Lillian Cohen-Moore
23. 04. 2012

Yet again, that bit of advice from someone I love dearly keeps me going.

April has been one of those weird, frustrating months for me; I’ve spent 11 days of the month so far absent from where I’m holed up these days. I’m trying to honestly evaluate some push goals for the end of the month and if it’s possible to travel one last time this month around them. One of those is the anthology I signed on with, which has been clipping along like a three alarm fire. All the stories are in, and the last bit of text I need to drop in (everyone’s bios) comes in this week, Heaven willing. For every weird wrench we’ve hit, we’ve taken a few deep breaths and continued going forward, fixing issues along the way. Jennifer is one of the only reasons I’ve survived this project without caving in from stress. She’s probably the best anthology crash course I could have ever asked for, and it’s been keeping me on the ball and asking questions, usually the right ones, to get through this as an editor.

There’s the invisible support network cabal as well—Ryan, Minerva, Rich, Nate, Logan—who have supplied a lot of advice, love, support, and problem solving. They also all uniformly call me on my shit, which I think is one of the most valuable things a friend can do.

There’s the normal, monthly deadlines that had to get satisfied this month— an interview with the band The Mongrel Jews, a shop talk with Daniel Solis about his work with layout— that got handled. The band interview was my first with a musical act, and I’m really proud of the photos. It was freezing and I spent a lot of time standing on bar furniture or kneeling in mud to get them. I’m still wading through an avalanche of interested professionals who responded to my call looking for women to interview for an article series on women in the games industry.

Everything this month, the travel, seeing people, working, has all been exhausting and lovely.

The thing I’m excited and terrified of is that even with my normal monthly work, a number of projects are reaching completition. I’ll still a see a lot of stuff cross my desk, but the things I’m co-writing, the things I’m doing solo, I’ve been sneaking them in bits and bites.  And when they’re done, I have to show them to the world. Fiction’s not the same as journalism, for me, it is probably twice as terrifying but just as much of a rush. So while I’m finishing up this anthology and tying up loose ends on other things, there’s a lot of writing for me to do. And there’s things that have made me struggle with that.

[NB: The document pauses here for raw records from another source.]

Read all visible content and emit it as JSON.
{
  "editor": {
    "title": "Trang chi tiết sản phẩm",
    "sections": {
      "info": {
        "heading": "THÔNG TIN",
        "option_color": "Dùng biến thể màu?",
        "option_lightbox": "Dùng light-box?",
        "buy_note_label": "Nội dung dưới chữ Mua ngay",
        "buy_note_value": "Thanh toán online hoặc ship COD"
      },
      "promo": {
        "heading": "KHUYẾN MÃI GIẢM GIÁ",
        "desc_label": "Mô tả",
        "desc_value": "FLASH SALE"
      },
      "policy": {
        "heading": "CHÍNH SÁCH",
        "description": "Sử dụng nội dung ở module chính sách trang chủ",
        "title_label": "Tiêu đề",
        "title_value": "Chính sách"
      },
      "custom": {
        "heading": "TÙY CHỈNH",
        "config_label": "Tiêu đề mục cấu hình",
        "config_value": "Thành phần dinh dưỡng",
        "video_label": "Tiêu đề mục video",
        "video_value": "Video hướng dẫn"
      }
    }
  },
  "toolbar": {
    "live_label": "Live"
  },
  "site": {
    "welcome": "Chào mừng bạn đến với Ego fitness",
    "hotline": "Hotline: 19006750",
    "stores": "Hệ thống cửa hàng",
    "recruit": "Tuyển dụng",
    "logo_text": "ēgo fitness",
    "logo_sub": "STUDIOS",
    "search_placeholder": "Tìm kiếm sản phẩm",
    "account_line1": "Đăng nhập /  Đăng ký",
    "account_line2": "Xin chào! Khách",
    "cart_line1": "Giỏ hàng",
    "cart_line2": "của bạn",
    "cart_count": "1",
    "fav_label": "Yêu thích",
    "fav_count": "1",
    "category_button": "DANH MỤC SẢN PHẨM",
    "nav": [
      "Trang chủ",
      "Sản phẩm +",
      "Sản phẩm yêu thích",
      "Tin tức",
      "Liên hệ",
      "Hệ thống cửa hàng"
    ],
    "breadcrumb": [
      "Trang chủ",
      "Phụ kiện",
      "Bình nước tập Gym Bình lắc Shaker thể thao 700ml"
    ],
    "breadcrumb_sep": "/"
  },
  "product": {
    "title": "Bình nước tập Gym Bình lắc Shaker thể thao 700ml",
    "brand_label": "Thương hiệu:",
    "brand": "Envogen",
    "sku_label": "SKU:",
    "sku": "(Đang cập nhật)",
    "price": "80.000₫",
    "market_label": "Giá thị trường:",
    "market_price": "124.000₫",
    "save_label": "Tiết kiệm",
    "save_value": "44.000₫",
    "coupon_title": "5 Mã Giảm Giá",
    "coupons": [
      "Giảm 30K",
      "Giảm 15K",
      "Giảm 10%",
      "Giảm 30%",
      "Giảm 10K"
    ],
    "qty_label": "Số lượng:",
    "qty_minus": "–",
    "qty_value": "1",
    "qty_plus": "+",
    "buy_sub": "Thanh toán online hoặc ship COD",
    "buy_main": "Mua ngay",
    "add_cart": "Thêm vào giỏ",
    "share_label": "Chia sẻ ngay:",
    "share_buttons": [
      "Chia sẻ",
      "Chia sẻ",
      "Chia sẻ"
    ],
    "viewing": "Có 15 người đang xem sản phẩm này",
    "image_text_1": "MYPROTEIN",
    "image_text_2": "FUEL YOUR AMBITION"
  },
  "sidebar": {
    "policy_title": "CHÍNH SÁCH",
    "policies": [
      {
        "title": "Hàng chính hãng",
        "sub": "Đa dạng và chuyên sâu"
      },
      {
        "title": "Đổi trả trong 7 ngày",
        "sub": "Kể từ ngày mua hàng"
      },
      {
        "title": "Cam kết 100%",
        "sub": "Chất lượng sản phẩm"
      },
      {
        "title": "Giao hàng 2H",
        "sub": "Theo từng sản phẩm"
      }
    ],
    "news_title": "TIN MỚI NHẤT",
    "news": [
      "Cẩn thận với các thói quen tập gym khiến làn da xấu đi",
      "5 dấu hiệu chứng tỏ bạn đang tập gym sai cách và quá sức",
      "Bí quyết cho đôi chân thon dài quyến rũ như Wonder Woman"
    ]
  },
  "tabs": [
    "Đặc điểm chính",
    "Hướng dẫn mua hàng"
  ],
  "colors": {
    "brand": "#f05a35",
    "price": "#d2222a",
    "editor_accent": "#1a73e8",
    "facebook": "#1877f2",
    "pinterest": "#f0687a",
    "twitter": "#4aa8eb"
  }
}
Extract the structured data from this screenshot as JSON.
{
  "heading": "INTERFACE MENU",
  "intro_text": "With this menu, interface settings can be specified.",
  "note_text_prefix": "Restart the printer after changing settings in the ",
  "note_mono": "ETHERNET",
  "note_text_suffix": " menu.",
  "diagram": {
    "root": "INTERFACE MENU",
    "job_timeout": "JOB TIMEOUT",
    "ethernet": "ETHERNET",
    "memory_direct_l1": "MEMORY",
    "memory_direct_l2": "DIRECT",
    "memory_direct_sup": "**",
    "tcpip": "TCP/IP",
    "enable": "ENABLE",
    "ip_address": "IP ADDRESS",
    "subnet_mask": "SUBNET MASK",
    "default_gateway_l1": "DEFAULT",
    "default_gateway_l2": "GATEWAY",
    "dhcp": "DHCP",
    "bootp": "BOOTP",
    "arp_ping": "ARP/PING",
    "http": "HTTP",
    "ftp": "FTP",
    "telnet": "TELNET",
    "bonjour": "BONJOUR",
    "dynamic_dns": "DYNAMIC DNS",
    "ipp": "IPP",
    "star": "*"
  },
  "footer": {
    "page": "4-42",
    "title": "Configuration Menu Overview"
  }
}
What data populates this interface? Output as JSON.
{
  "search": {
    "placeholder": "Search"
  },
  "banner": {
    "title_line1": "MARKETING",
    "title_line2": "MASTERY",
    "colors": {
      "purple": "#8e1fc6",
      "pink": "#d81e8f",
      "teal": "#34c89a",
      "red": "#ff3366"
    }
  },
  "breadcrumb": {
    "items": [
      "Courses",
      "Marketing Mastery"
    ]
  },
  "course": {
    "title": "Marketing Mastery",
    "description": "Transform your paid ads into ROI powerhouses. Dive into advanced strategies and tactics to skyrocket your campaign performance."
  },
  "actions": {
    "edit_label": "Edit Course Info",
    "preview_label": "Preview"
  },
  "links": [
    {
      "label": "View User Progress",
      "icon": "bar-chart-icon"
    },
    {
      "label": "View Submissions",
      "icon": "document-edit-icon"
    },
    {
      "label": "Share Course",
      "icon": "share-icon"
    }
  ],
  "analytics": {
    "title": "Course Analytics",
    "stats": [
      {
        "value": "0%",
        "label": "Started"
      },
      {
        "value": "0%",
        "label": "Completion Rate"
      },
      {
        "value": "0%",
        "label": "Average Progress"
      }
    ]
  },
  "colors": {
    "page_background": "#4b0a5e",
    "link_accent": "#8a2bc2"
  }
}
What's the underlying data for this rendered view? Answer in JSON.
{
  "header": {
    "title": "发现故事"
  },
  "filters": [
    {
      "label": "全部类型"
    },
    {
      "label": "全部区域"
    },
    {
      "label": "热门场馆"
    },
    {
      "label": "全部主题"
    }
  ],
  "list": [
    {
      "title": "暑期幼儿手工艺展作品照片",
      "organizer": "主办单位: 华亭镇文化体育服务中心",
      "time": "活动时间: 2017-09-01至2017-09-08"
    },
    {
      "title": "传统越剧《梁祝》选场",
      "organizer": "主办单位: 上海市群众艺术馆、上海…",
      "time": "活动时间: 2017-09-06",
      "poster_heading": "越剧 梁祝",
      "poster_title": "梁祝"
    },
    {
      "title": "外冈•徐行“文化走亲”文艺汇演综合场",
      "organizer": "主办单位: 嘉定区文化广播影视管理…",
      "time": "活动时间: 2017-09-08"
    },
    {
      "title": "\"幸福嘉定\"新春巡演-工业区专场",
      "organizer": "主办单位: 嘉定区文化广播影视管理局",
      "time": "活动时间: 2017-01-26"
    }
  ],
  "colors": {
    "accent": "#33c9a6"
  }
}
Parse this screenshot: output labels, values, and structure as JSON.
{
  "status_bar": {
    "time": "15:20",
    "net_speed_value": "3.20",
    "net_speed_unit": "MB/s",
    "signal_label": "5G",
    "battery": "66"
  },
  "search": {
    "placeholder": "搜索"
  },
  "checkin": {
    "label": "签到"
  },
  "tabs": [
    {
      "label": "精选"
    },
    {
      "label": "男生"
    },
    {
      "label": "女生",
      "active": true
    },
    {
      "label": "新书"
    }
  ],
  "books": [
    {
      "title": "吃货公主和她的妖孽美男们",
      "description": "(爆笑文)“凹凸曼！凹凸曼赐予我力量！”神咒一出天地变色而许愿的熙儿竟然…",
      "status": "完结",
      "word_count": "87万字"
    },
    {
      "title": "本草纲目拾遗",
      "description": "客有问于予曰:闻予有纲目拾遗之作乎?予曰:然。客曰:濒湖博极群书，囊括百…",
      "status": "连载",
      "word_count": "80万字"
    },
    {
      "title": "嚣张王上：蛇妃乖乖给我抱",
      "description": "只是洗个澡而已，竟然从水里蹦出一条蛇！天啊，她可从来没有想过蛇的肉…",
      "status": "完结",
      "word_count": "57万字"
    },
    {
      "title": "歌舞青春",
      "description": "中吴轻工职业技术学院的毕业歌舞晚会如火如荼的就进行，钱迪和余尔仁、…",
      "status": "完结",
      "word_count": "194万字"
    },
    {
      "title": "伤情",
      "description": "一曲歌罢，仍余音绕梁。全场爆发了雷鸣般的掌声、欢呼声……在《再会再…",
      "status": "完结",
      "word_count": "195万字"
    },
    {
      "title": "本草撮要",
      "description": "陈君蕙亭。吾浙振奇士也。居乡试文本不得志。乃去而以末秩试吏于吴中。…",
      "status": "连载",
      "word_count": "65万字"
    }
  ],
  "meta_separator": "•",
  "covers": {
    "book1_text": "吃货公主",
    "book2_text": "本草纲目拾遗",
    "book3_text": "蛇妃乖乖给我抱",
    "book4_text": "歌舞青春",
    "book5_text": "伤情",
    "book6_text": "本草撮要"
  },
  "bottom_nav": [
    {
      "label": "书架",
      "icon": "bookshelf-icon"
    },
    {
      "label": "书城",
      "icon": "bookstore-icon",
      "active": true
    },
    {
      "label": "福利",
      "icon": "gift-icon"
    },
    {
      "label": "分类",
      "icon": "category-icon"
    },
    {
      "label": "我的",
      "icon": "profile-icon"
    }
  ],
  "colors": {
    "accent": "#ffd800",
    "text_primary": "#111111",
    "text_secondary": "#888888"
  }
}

J, my friend who took of to work the summer in Alaska, has been working through the same ‘behind the scenes’ issues in her art as I have been. College turned out to be a wash for us in terms of full time prospects after. We’ve both been under-employed and struggling, and all we can do is continue walking forward, because that’s how we’re going to make progress, and come out on the other side. We can’t say yes to opportunities if we don’t keep going on to meet them. So she’s in Alaska this summer, looking for her opportunities. And I’m here in the village, making mine.

One response to “continue walking”

  1. Jess Banks says:

    One of my favorite quotes of all time comes from Winston Churchill: “If you’re going through Hell, keep going.” It’s so hard to see progress from the inside of the tornado, but you’re cutting quite a swath. Keep it up, darling. :)